When setting and dividing your budget, remember that you are not obligated to buy or give to every Aunt, Uncle, and cousin, to the n’th generation, unless you can afford to do so. You also do not have to give to everybody who gives to you, as nice as it is to be able to do so. You must consider your priorities when setting your budget. In other words, it is our belief that we need to give to our immediate family first, then to others in need, and then to extended family and friends. Only you can determine what fits your family and your budget.
So, how do we ensure we keep on track as we purchase gifts? We diligently track our spending, the amount, and for whom. To do this, I created a spreadsheet. To some, this may sound nerdy or overboard, but you must track what you spend on each person to stay on budget. This applies whether you have a long or short gift list. Staying on budget per individual ensures you stay within your total budget. When we purchase a gift, we log it on the spreadsheet against that individual.
Getting started takes discipline and sacrifice. Once the flow is started and you are accustomed to it, the money is not missed. But, how do you start if you still owe for the previous year’s holiday? My suggestion is to commit your income tax refund, if you receive one, to pay off as much of your gift debt as possible. (If it covers more of your debt, use it for that as well. But that is the subject for another post.) Other options include committing any bonus you may receive, cash gifts from others, and even taking a short-term, part-time job. The point is to do whatever you need to do because, overall, it will make your financial life better.
How do you adjust your budget to keep it under control, especially as your family grows or your financial situation changes? You guessed it! You reevaluate what you can afford!
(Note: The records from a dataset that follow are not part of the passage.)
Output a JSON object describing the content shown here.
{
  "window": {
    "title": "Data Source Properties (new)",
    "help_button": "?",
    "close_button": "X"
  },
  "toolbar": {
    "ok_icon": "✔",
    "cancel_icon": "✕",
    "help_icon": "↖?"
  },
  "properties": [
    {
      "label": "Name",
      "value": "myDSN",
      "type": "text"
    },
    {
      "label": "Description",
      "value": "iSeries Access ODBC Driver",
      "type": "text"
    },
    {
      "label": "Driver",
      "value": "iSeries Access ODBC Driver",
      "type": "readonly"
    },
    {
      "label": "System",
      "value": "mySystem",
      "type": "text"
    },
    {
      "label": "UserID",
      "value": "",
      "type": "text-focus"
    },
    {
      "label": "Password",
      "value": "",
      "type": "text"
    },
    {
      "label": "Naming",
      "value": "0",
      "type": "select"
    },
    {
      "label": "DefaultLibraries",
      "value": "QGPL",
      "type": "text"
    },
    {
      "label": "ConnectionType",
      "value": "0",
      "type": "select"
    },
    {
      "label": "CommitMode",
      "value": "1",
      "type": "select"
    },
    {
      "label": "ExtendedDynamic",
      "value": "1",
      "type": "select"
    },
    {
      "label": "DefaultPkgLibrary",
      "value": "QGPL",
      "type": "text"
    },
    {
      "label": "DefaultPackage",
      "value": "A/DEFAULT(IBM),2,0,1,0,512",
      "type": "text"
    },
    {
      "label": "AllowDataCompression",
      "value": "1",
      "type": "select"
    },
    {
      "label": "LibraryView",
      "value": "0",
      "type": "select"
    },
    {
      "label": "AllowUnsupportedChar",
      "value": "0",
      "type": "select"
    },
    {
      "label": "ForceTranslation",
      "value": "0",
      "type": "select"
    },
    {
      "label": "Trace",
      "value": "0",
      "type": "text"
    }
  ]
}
This may include the hard task of decreasing the amount you spend on each person, but that is better than forcing yourself into debt. We currently budget for 5 children, their spouses, 14 grandchildren, 2 great-grandchildren, and a few friends. The total amount, though, is not excessive and is well within what we can afford. How have we adjusted our budget? In various ways. Sometimes we have been able to simply increase the total budget, and thus the amount saved throughout the year. Other times, we have altered what we give to each individual, especially the adults, rather than increase the budget. For example, when our children first married, we were able to give each new spouse the same amount we had been giving our child. However, as they gave us grandchildren, we had to do something to keep our budget from getting out-of-hand. First, we gave to them as a couple, what we had been giving to each of them. The next cut was probably when we dropped individual presents for our adult children and created low-cost stockings for each couple.
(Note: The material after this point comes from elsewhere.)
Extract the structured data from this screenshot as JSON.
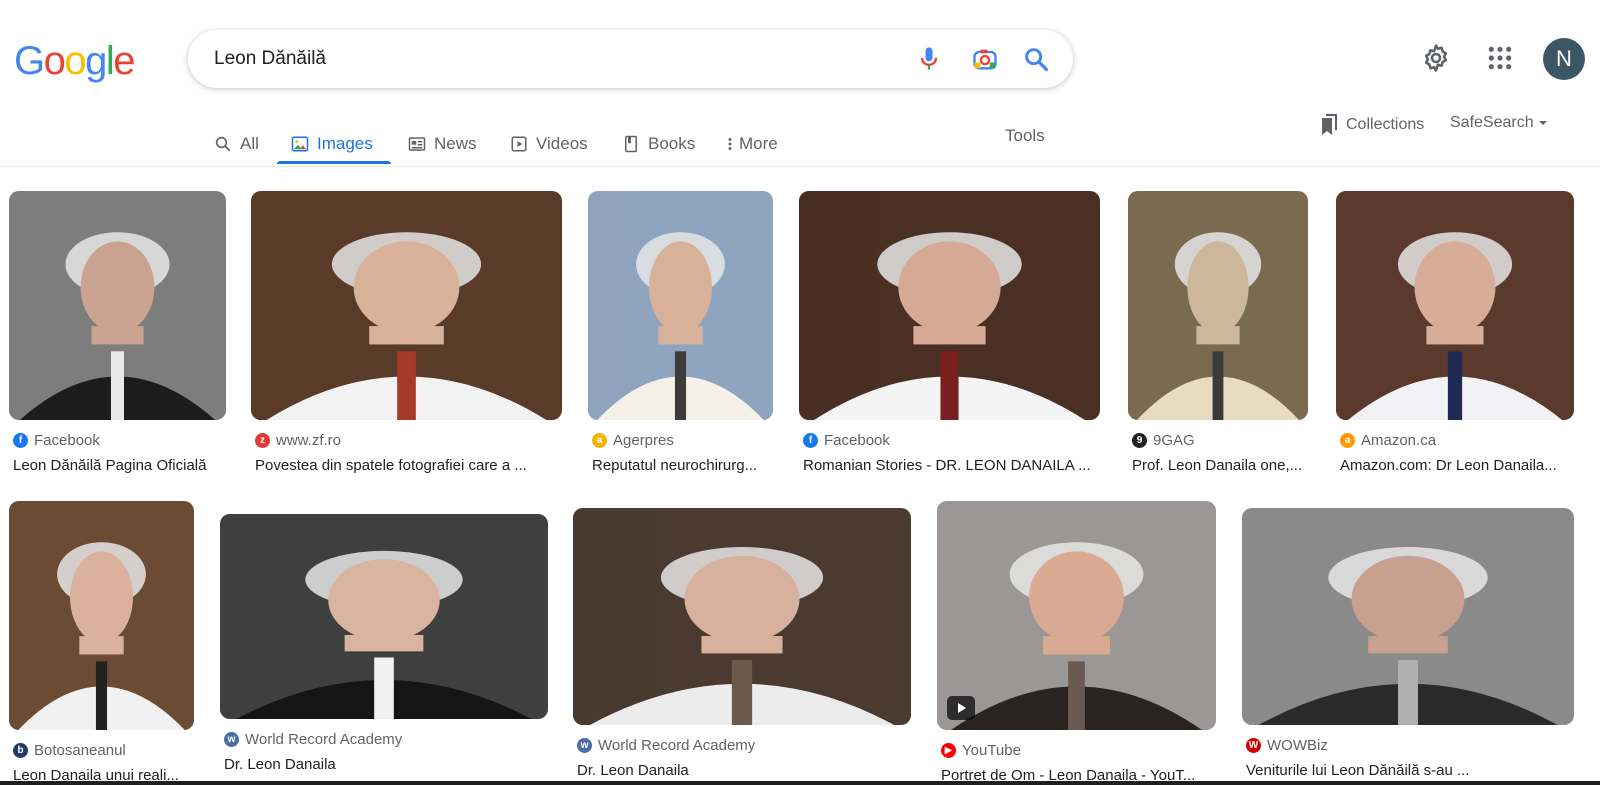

Keeping a Holiday budget for December, or any other, heavy giving period is not always easy, but it is worth the effort to maintain financial stability and peace-of-mind.
In closing, I hope this post has given you some specific ideas that you can adopt. Every situation and family is different, but everyone can make the Season a little more stress-free and the New Year a happier one if you can stay within a reasonable budget and diligently stick to it!